### Task brief
Respond with the count alone after checking every line in the material below for "server".

### Entries provided
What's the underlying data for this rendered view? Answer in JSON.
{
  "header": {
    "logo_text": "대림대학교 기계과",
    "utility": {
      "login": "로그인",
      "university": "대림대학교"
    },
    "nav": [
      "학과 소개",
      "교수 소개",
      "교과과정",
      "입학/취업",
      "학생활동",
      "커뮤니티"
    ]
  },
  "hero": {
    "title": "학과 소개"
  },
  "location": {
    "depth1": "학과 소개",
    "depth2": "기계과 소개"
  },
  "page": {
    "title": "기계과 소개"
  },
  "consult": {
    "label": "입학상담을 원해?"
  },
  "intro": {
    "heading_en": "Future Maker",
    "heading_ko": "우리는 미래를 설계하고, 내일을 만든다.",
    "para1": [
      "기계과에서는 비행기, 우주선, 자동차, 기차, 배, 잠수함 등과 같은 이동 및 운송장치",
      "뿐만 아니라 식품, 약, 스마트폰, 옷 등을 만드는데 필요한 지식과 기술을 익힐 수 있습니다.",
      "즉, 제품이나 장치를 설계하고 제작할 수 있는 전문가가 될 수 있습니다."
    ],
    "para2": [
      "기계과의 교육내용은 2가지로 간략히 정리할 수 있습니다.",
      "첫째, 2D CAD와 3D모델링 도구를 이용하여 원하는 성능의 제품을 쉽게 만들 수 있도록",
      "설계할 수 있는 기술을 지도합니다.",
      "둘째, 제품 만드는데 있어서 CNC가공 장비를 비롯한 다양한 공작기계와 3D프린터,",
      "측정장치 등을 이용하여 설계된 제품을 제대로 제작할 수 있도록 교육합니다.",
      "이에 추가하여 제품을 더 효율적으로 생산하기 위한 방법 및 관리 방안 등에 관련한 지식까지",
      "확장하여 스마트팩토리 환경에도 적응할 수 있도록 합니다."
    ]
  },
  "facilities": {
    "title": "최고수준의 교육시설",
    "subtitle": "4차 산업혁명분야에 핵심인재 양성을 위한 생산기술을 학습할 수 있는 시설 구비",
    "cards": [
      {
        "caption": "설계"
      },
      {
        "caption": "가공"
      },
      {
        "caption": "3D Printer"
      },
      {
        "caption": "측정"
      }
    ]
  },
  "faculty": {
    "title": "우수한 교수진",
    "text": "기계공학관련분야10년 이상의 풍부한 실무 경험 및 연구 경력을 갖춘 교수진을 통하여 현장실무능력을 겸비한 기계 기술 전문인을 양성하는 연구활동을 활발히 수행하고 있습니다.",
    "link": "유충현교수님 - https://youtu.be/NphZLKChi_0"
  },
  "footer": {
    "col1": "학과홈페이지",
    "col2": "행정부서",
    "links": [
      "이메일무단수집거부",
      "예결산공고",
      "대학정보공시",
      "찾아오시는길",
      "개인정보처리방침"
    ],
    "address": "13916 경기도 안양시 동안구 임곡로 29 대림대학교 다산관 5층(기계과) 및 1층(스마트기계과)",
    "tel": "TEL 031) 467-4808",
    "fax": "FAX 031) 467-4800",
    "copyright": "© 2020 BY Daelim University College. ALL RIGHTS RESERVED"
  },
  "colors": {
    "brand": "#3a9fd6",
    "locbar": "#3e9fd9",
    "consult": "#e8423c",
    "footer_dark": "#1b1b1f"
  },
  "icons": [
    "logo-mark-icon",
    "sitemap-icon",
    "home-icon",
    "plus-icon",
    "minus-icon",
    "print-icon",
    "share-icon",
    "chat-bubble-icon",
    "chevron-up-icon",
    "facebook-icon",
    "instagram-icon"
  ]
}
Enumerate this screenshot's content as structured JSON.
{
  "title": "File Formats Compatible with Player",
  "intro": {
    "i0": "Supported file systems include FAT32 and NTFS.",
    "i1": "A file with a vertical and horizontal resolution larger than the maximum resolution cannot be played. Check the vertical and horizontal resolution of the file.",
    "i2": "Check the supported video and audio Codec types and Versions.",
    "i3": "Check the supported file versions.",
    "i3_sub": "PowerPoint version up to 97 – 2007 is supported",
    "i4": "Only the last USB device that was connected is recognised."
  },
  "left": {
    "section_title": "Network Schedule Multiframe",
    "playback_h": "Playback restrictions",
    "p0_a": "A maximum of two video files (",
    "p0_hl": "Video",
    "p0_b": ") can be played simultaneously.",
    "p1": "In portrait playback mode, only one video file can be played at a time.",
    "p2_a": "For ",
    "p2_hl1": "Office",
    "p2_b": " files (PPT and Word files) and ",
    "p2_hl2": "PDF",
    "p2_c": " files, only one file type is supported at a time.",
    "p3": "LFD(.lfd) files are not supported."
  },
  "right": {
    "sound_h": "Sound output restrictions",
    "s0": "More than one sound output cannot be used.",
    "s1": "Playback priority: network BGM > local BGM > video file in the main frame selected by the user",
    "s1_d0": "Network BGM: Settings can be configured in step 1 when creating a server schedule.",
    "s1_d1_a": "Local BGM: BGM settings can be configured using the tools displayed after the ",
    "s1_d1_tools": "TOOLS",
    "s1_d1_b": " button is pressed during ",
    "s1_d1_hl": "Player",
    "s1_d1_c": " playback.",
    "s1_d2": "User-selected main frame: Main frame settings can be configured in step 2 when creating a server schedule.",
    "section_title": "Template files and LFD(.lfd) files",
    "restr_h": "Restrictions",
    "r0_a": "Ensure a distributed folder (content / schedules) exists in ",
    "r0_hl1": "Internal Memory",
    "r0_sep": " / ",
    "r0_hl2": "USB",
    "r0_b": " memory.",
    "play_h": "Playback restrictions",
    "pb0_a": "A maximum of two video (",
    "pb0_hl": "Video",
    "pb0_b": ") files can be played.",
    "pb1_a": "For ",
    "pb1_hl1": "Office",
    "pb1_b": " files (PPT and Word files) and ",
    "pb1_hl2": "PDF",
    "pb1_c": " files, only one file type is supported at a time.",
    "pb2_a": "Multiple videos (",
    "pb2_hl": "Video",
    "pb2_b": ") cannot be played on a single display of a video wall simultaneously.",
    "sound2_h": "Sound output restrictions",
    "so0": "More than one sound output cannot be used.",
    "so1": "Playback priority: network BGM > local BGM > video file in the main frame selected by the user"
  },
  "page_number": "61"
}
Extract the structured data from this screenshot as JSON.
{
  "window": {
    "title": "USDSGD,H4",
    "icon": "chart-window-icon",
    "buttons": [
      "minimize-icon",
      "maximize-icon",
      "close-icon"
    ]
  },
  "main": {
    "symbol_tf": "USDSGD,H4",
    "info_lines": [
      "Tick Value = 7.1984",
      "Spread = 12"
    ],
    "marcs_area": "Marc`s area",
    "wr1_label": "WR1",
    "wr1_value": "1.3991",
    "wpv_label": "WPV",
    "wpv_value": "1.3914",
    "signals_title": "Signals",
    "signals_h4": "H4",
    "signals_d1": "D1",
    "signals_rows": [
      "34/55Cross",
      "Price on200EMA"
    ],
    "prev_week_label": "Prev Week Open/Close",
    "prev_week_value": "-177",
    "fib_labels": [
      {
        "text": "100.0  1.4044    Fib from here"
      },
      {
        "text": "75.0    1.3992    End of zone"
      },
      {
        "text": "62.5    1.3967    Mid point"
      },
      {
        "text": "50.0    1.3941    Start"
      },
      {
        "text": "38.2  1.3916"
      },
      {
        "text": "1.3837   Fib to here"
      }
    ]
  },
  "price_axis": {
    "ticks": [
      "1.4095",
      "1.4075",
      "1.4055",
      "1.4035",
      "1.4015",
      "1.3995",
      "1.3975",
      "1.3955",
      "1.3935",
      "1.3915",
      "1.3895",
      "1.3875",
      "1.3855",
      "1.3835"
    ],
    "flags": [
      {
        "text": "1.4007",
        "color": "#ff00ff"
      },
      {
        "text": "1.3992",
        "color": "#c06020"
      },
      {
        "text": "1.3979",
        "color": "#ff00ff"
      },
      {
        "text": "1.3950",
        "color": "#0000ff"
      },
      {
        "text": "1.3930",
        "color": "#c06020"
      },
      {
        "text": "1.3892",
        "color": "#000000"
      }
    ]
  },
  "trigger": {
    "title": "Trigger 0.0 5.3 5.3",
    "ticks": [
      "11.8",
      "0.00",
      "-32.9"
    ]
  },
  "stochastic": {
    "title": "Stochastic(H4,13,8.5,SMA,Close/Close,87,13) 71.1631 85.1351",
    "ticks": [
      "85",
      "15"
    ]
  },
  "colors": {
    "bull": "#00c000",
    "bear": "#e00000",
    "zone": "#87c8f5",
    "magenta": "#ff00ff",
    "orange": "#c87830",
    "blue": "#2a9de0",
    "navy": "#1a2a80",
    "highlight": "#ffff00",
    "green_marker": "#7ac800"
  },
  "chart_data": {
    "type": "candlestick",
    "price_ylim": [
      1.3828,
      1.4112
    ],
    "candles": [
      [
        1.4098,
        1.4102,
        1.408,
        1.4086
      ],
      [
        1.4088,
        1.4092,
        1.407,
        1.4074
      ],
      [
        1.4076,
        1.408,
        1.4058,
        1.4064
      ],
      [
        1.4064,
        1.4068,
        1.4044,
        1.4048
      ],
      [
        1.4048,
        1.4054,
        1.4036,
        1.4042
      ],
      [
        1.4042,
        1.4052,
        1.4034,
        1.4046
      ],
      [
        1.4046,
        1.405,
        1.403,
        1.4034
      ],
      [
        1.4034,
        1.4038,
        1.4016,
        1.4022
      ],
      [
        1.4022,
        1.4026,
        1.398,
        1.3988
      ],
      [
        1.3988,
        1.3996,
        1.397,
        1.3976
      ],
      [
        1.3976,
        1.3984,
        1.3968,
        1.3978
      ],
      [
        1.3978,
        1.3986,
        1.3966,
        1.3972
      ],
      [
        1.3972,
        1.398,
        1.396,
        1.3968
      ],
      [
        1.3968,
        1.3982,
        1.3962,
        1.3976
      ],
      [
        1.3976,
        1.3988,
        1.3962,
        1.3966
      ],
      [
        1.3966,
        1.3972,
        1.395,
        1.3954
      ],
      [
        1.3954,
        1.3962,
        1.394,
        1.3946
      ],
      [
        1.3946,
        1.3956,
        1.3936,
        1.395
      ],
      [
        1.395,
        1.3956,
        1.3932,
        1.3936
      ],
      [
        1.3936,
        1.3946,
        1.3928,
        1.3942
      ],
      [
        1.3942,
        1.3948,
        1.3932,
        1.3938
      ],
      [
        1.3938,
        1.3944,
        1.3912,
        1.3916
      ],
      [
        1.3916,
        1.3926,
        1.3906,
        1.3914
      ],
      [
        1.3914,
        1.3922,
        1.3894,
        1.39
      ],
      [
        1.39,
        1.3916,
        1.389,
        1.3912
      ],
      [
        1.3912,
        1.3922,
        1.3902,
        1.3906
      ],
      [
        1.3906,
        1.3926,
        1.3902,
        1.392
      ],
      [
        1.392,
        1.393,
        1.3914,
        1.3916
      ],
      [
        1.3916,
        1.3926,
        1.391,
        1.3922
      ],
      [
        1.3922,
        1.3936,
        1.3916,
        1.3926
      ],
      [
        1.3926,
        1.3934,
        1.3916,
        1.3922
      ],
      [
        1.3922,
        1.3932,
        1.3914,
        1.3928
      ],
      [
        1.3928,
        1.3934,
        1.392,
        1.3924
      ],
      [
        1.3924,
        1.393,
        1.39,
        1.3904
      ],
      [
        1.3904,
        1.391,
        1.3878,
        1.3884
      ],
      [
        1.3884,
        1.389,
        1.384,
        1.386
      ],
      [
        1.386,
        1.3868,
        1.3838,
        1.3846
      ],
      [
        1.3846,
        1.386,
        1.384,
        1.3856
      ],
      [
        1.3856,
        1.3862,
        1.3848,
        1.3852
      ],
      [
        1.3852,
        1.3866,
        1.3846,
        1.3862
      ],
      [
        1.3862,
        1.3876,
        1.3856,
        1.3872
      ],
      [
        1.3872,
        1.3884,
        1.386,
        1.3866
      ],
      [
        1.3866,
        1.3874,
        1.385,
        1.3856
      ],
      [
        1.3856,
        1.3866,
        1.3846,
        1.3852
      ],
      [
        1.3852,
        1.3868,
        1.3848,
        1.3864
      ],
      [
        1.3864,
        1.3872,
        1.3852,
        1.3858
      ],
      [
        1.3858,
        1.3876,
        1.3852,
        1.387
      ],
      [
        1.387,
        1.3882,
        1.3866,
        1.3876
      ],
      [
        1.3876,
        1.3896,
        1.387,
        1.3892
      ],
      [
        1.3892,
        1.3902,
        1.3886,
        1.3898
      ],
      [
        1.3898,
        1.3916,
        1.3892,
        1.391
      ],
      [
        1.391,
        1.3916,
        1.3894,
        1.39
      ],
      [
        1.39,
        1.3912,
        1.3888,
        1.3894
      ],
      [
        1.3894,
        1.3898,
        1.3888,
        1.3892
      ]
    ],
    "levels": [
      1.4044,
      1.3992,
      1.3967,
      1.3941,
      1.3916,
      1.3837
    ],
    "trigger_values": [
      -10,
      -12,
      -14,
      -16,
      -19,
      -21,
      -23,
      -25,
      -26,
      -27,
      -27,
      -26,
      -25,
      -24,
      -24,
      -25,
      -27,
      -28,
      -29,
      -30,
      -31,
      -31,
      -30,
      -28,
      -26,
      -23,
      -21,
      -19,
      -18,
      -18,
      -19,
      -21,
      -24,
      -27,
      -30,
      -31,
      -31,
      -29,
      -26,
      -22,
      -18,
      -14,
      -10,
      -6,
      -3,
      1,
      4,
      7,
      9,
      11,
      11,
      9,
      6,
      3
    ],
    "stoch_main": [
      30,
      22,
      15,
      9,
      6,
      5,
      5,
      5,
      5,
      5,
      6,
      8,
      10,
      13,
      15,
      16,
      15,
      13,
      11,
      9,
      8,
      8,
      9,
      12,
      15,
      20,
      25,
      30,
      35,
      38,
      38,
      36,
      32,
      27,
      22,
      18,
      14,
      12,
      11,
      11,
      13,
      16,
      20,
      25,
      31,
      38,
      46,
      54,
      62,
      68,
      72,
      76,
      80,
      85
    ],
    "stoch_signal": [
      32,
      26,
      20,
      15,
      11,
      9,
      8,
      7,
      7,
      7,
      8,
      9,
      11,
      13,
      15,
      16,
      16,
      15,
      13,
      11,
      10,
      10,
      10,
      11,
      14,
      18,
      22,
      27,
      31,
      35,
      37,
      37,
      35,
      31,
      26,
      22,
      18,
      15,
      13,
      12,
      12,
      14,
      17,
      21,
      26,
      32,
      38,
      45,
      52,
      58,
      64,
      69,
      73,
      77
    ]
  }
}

### Answer for the task
2